### [Problem description]
So long as no pictures are carried over, output the records below exactly.

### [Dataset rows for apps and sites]
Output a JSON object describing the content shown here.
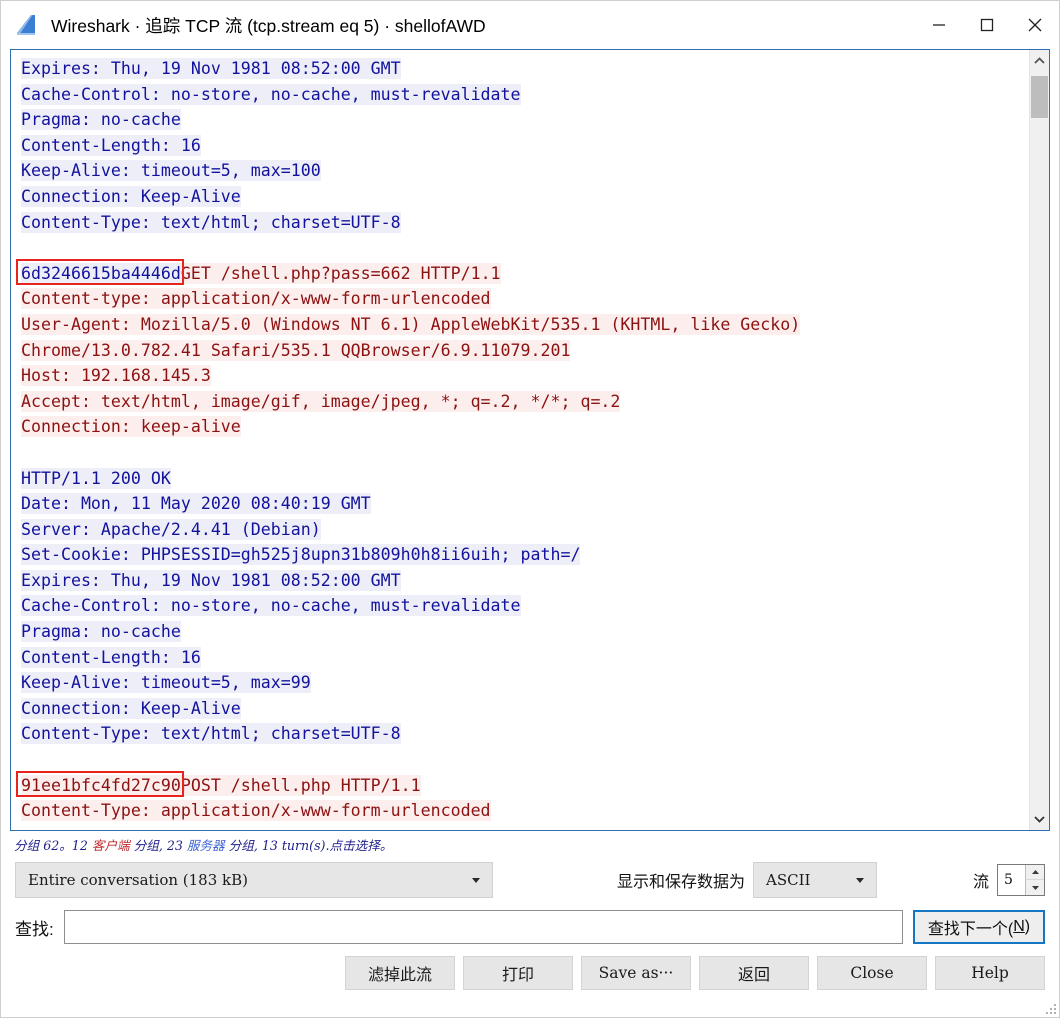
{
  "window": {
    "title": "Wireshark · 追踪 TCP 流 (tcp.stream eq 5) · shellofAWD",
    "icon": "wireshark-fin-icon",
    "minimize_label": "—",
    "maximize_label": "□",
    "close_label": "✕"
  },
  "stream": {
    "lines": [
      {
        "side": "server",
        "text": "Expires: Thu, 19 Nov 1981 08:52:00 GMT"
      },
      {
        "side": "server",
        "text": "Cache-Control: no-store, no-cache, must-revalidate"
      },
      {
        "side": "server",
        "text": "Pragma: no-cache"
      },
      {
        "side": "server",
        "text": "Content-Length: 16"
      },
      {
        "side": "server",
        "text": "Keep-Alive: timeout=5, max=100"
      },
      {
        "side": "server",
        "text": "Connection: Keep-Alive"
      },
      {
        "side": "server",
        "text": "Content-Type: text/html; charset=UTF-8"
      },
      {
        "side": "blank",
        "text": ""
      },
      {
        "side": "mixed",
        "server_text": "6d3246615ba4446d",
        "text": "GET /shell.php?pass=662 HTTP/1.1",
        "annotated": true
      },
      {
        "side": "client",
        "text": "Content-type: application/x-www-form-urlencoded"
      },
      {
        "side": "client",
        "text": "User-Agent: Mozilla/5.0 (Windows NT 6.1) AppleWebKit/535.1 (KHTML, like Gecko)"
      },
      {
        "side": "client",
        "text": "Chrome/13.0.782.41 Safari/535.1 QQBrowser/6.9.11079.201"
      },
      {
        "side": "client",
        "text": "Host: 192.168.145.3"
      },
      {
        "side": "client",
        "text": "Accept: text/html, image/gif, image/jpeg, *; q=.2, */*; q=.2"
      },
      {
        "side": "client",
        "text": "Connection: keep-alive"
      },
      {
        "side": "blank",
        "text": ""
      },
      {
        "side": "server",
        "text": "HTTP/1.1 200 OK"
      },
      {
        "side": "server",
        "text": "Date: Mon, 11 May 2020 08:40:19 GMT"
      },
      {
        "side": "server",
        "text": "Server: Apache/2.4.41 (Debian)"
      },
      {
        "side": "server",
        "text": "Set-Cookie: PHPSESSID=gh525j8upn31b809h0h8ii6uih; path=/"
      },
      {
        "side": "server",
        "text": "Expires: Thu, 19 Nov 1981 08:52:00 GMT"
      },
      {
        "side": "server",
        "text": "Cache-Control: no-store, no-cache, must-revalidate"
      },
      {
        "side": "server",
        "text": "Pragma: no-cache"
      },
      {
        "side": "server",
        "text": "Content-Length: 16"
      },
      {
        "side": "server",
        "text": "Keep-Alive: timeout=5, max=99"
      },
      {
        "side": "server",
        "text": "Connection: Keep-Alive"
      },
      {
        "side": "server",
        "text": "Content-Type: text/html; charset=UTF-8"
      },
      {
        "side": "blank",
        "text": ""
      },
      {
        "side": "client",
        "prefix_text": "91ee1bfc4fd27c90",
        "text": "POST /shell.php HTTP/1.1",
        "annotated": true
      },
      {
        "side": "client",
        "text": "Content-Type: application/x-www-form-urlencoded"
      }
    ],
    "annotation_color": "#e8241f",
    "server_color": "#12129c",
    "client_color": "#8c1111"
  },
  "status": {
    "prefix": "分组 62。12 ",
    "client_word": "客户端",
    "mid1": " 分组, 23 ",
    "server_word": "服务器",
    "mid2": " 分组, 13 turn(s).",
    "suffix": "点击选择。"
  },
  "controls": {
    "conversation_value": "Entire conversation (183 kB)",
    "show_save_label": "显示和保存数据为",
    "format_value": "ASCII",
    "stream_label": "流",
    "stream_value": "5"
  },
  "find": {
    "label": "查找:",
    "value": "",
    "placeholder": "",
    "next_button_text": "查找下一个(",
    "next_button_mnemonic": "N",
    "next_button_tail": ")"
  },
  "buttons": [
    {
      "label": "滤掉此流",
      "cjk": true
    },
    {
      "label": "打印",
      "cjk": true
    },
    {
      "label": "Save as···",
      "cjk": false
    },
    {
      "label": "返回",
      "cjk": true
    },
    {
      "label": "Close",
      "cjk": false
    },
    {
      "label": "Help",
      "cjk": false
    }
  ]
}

### [Task response]
Output a JSON object describing the content shown here.
{
  "window": {
    "title": "Wireshark · 追踪 TCP 流 (tcp.stream eq 5) · shellofAWD",
    "icon": "wireshark-fin-icon",
    "minimize_label": "—",
    "maximize_label": "□",
    "close_label": "✕"
  },
  "stream": {
    "lines": [
      {
        "side": "server",
        "text": "Expires: Thu, 19 Nov 1981 08:52:00 GMT"
      },
      {
        "side": "server",
        "text": "Cache-Control: no-store, no-cache, must-revalidate"
      },
      {
        "side": "server",
        "text": "Pragma: no-cache"
      },
      {
        "side": "server",
        "text": "Content-Length: 16"
      },
      {
        "side": "server",
        "text": "Keep-Alive: timeout=5, max=100"
      },
      {
        "side": "server",
        "text": "Connection: Keep-Alive"
      },
      {
        "side": "server",
        "text": "Content-Type: text/html; charset=UTF-8"
      },
      {
        "side": "blank",
        "text": ""
      },
      {
        "side": "mixed",
        "server_text": "6d3246615ba4446d",
        "text": "GET /shell.php?pass=662 HTTP/1.1",
        "annotated": true
      },
      {
        "side": "client",
        "text": "Content-type: application/x-www-form-urlencoded"
      },
      {
        "side": "client",
        "text": "User-Agent: Mozilla/5.0 (Windows NT 6.1) AppleWebKit/535.1 (KHTML, like Gecko)"
      },
      {
        "side": "client",
        "text": "Chrome/13.0.782.41 Safari/535.1 QQBrowser/6.9.11079.201"
      },
      {
        "side": "client",
        "text": "Host: 192.168.145.3"
      },
      {
        "side": "client",
        "text": "Accept: text/html, image/gif, image/jpeg, *; q=.2, */*; q=.2"
      },
      {
        "side": "client",
        "text": "Connection: keep-alive"
      },
      {
        "side": "blank",
        "text": ""
      },
      {
        "side": "server",
        "text": "HTTP/1.1 200 OK"
      },
      {
        "side": "server",
        "text": "Date: Mon, 11 May 2020 08:40:19 GMT"
      },
      {
        "side": "server",
        "text": "Server: Apache/2.4.41 (Debian)"
      },
      {
        "side": "server",
        "text": "Set-Cookie: PHPSESSID=gh525j8upn31b809h0h8ii6uih; path=/"
      },
      {
        "side": "server",
        "text": "Expires: Thu, 19 Nov 1981 08:52:00 GMT"
      },
      {
        "side": "server",
        "text": "Cache-Control: no-store, no-cache, must-revalidate"
      },
      {
        "side": "server",
        "text": "Pragma: no-cache"
      },
      {
        "side": "server",
        "text": "Content-Length: 16"
      },
      {
        "side": "server",
        "text": "Keep-Alive: timeout=5, max=99"
      },
      {
        "side": "server",
        "text": "Connection: Keep-Alive"
      },
      {
        "side": "server",
        "text": "Content-Type: text/html; charset=UTF-8"
      },
      {
        "side": "blank",
        "text": ""
      },
      {
        "side": "client",
        "prefix_text": "91ee1bfc4fd27c90",
        "text": "POST /shell.php HTTP/1.1",
        "annotated": true
      },
      {
        "side": "client",
        "text": "Content-Type: application/x-www-form-urlencoded"
      }
    ],
    "annotation_color": "#e8241f",
    "server_color": "#12129c",
    "client_color": "#8c1111"
  },
  "status": {
    "prefix": "分组 62。12 ",
    "client_word": "客户端",
    "mid1": " 分组, 23 ",
    "server_word": "服务器",
    "mid2": " 分组, 13 turn(s).",
    "suffix": "点击选择。"
  },
  "controls": {
    "conversation_value": "Entire conversation (183 kB)",
    "show_save_label": "显示和保存数据为",
    "format_value": "ASCII",
    "stream_label": "流",
    "stream_value": "5"
  },
  "find": {
    "label": "查找:",
    "value": "",
    "placeholder": "",
    "next_button_text": "查找下一个(",
    "next_button_mnemonic": "N",
    "next_button_tail": ")"
  },
  "buttons": [
    {
      "label": "滤掉此流",
      "cjk": true
    },
    {
      "label": "打印",
      "cjk": true
    },
    {
      "label": "Save as···",
      "cjk": false
    },
    {
      "label": "返回",
      "cjk": true
    },
    {
      "label": "Close",
      "cjk": false
    },
    {
      "label": "Help",
      "cjk": false
    }
  ]
}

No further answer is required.